• [Exercise aim]:
Pictures should be excluded; otherwise, copy every entry exactly.

##########

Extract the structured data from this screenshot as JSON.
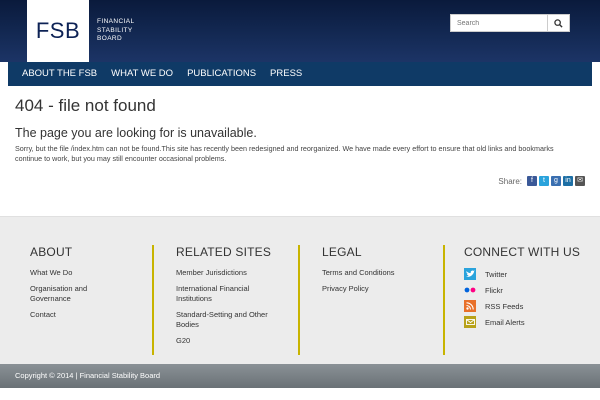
{
  "header": {
    "logo": "FSB",
    "logo_words": [
      "FINANCIAL",
      "STABILITY",
      "BOARD"
    ],
    "search_placeholder": "Search"
  },
  "nav": [
    {
      "label": "About the FSB"
    },
    {
      "label": "What We Do"
    },
    {
      "label": "Publications"
    },
    {
      "label": "Press"
    }
  ],
  "main": {
    "title": "404 - file not found",
    "subtitle": "The page you are looking for is unavailable.",
    "message": "Sorry, but the file /index.htm can not be found.This site has recently been redesigned and reorganized. We have made every effort to ensure that old links and bookmarks continue to work, but you may still encounter occasional problems.",
    "share_label": "Share:",
    "share_icons": [
      "facebook-icon",
      "twitter-icon",
      "google-plus-icon",
      "linkedin-icon",
      "email-icon"
    ]
  },
  "footer": {
    "about": {
      "title": "About",
      "links": [
        "What We Do",
        "Organisation and Governance",
        "Contact"
      ]
    },
    "related": {
      "title": "Related Sites",
      "links": [
        "Member Jurisdictions",
        "International Financial Institutions",
        "Standard-Setting and Other Bodies",
        "G20"
      ]
    },
    "legal": {
      "title": "Legal",
      "links": [
        "Terms and Conditions",
        "Privacy Policy"
      ]
    },
    "connect": {
      "title": "Connect with us",
      "items": [
        {
          "label": "Twitter",
          "icon": "twitter-icon",
          "color": "#2aa3dc"
        },
        {
          "label": "Flickr",
          "icon": "flickr-icon",
          "color": "#ff0084"
        },
        {
          "label": "RSS Feeds",
          "icon": "rss-icon",
          "color": "#e8702a"
        },
        {
          "label": "Email Alerts",
          "icon": "email-alerts-icon",
          "color": "#b8a21a"
        }
      ]
    },
    "divider_color": "#c8b400"
  },
  "copyright": "Copyright © 2014 | Financial Stability Board"
}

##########

• [Your response]:
Extract the structured data from this screenshot as JSON.
{
  "header": {
    "logo": "FSB",
    "logo_words": [
      "FINANCIAL",
      "STABILITY",
      "BOARD"
    ],
    "search_placeholder": "Search"
  },
  "nav": [
    {
      "label": "About the FSB"
    },
    {
      "label": "What We Do"
    },
    {
      "label": "Publications"
    },
    {
      "label": "Press"
    }
  ],
  "main": {
    "title": "404 - file not found",
    "subtitle": "The page you are looking for is unavailable.",
    "message": "Sorry, but the file /index.htm can not be found.This site has recently been redesigned and reorganized. We have made every effort to ensure that old links and bookmarks continue to work, but you may still encounter occasional problems.",
    "share_label": "Share:",
    "share_icons": [
      "facebook-icon",
      "twitter-icon",
      "google-plus-icon",
      "linkedin-icon",
      "email-icon"
    ]
  },
  "footer": {
    "about": {
      "title": "About",
      "links": [
        "What We Do",
        "Organisation and Governance",
        "Contact"
      ]
    },
    "related": {
      "title": "Related Sites",
      "links": [
        "Member Jurisdictions",
        "International Financial Institutions",
        "Standard-Setting and Other Bodies",
        "G20"
      ]
    },
    "legal": {
      "title": "Legal",
      "links": [
        "Terms and Conditions",
        "Privacy Policy"
      ]
    },
    "connect": {
      "title": "Connect with us",
      "items": [
        {
          "label": "Twitter",
          "icon": "twitter-icon",
          "color": "#2aa3dc"
        },
        {
          "label": "Flickr",
          "icon": "flickr-icon",
          "color": "#ff0084"
        },
        {
          "label": "RSS Feeds",
          "icon": "rss-icon",
          "color": "#e8702a"
        },
        {
          "label": "Email Alerts",
          "icon": "email-alerts-icon",
          "color": "#b8a21a"
        }
      ]
    },
    "divider_color": "#c8b400"
  },
  "copyright": "Copyright © 2014 | Financial Stability Board"
}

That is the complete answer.